***** DATA *****
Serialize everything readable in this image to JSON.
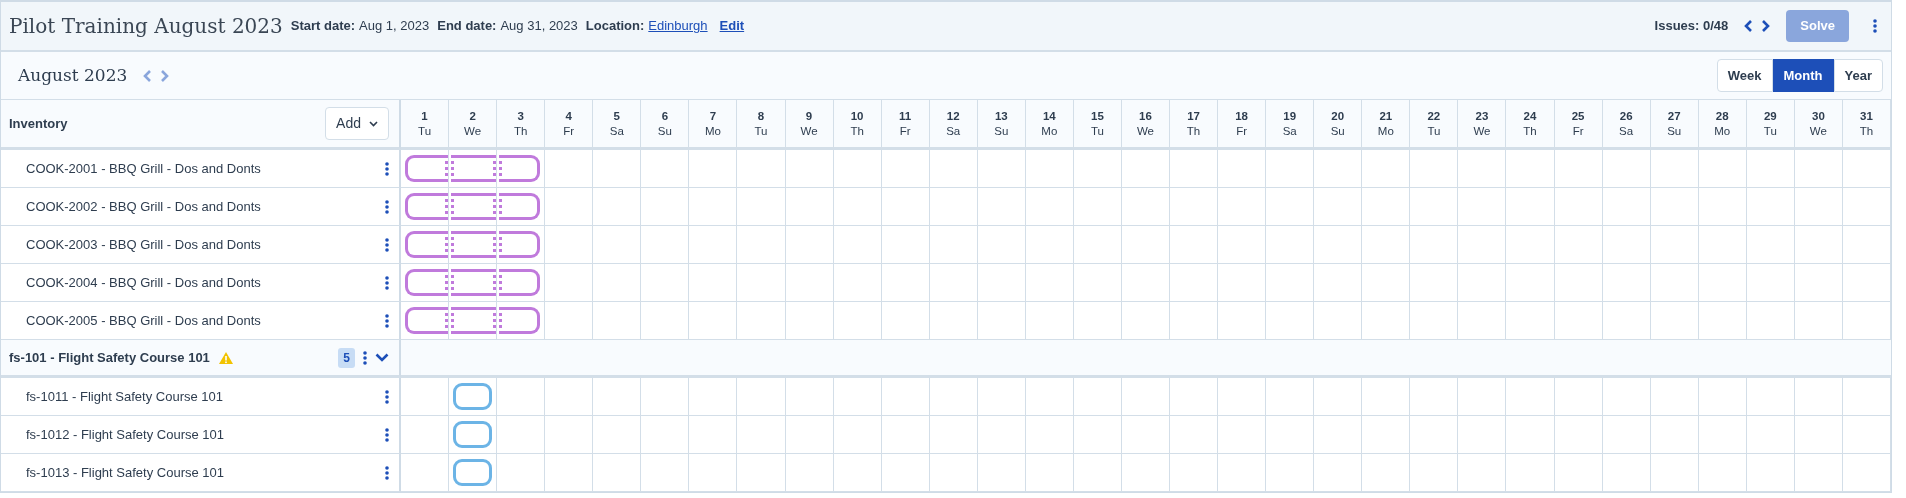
{
  "header": {
    "title": "Pilot Training August 2023",
    "fields": [
      {
        "label": "Start date:",
        "value": "Aug 1, 2023",
        "kind": "text"
      },
      {
        "label": "End date:",
        "value": "Aug 31, 2023",
        "kind": "text"
      },
      {
        "label": "Location:",
        "value": "Edinburgh",
        "kind": "link"
      }
    ],
    "edit": "Edit",
    "issues": "Issues: 0/48",
    "solve": {
      "label": "Solve",
      "disabled": true
    }
  },
  "toolbar": {
    "period": "August 2023",
    "views": [
      {
        "label": "Week",
        "selected": false
      },
      {
        "label": "Month",
        "selected": true
      },
      {
        "label": "Year",
        "selected": false
      }
    ]
  },
  "inventory": {
    "title": "Inventory",
    "add": "Add"
  },
  "days": [
    {
      "num": "1",
      "wd": "Tu"
    },
    {
      "num": "2",
      "wd": "We"
    },
    {
      "num": "3",
      "wd": "Th"
    },
    {
      "num": "4",
      "wd": "Fr"
    },
    {
      "num": "5",
      "wd": "Sa"
    },
    {
      "num": "6",
      "wd": "Su"
    },
    {
      "num": "7",
      "wd": "Mo"
    },
    {
      "num": "8",
      "wd": "Tu"
    },
    {
      "num": "9",
      "wd": "We"
    },
    {
      "num": "10",
      "wd": "Th"
    },
    {
      "num": "11",
      "wd": "Fr"
    },
    {
      "num": "12",
      "wd": "Sa"
    },
    {
      "num": "13",
      "wd": "Su"
    },
    {
      "num": "14",
      "wd": "Mo"
    },
    {
      "num": "15",
      "wd": "Tu"
    },
    {
      "num": "16",
      "wd": "We"
    },
    {
      "num": "17",
      "wd": "Th"
    },
    {
      "num": "18",
      "wd": "Fr"
    },
    {
      "num": "19",
      "wd": "Sa"
    },
    {
      "num": "20",
      "wd": "Su"
    },
    {
      "num": "21",
      "wd": "Mo"
    },
    {
      "num": "22",
      "wd": "Tu"
    },
    {
      "num": "23",
      "wd": "We"
    },
    {
      "num": "24",
      "wd": "Th"
    },
    {
      "num": "25",
      "wd": "Fr"
    },
    {
      "num": "26",
      "wd": "Sa"
    },
    {
      "num": "27",
      "wd": "Su"
    },
    {
      "num": "28",
      "wd": "Mo"
    },
    {
      "num": "29",
      "wd": "Tu"
    },
    {
      "num": "30",
      "wd": "We"
    },
    {
      "num": "31",
      "wd": "Th"
    }
  ],
  "items": [
    {
      "kind": "item",
      "label": "COOK-2001 - BBQ Grill - Dos and Donts",
      "color": "#c07adc",
      "cells": [
        {
          "kind": "start"
        },
        {
          "kind": "middle"
        },
        {
          "kind": "end"
        }
      ]
    },
    {
      "kind": "item",
      "label": "COOK-2002 - BBQ Grill - Dos and Donts",
      "color": "#c07adc",
      "cells": [
        {
          "kind": "start"
        },
        {
          "kind": "middle"
        },
        {
          "kind": "end"
        }
      ]
    },
    {
      "kind": "item",
      "label": "COOK-2003 - BBQ Grill - Dos and Donts",
      "color": "#c07adc",
      "cells": [
        {
          "kind": "start"
        },
        {
          "kind": "middle"
        },
        {
          "kind": "end"
        }
      ]
    },
    {
      "kind": "item",
      "label": "COOK-2004 - BBQ Grill - Dos and Donts",
      "color": "#c07adc",
      "cells": [
        {
          "kind": "start"
        },
        {
          "kind": "middle"
        },
        {
          "kind": "end"
        }
      ]
    },
    {
      "kind": "item",
      "label": "COOK-2005 - BBQ Grill - Dos and Donts",
      "color": "#c07adc",
      "cells": [
        {
          "kind": "start"
        },
        {
          "kind": "middle"
        },
        {
          "kind": "end"
        }
      ]
    },
    {
      "kind": "group",
      "label": "fs-101 - Flight Safety Course 101",
      "warning": true,
      "count": "5",
      "expanded": true,
      "children": [
        {
          "kind": "item",
          "label": "fs-1011 - Flight Safety Course 101",
          "color": "#6cb4e6",
          "cells": [
            {
              "kind": "empty"
            },
            {
              "kind": "single"
            }
          ]
        },
        {
          "kind": "item",
          "label": "fs-1012 - Flight Safety Course 101",
          "color": "#6cb4e6",
          "cells": [
            {
              "kind": "empty"
            },
            {
              "kind": "single"
            }
          ]
        },
        {
          "kind": "item",
          "label": "fs-1013 - Flight Safety Course 101",
          "color": "#6cb4e6",
          "cells": [
            {
              "kind": "empty"
            },
            {
              "kind": "single"
            }
          ]
        }
      ]
    }
  ]
}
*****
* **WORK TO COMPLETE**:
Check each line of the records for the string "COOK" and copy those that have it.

* **SOLUTION TO THIS PROBLEM**:
      "label": "COOK-2001 - BBQ Grill - Dos and Donts",
      "label": "COOK-2002 - BBQ Grill - Dos and Donts",
      "label": "COOK-2003 - BBQ Grill - Dos and Donts",
      "label": "COOK-2004 - BBQ Grill - Dos and Donts",
      "label": "COOK-2005 - BBQ Grill - Dos and Donts",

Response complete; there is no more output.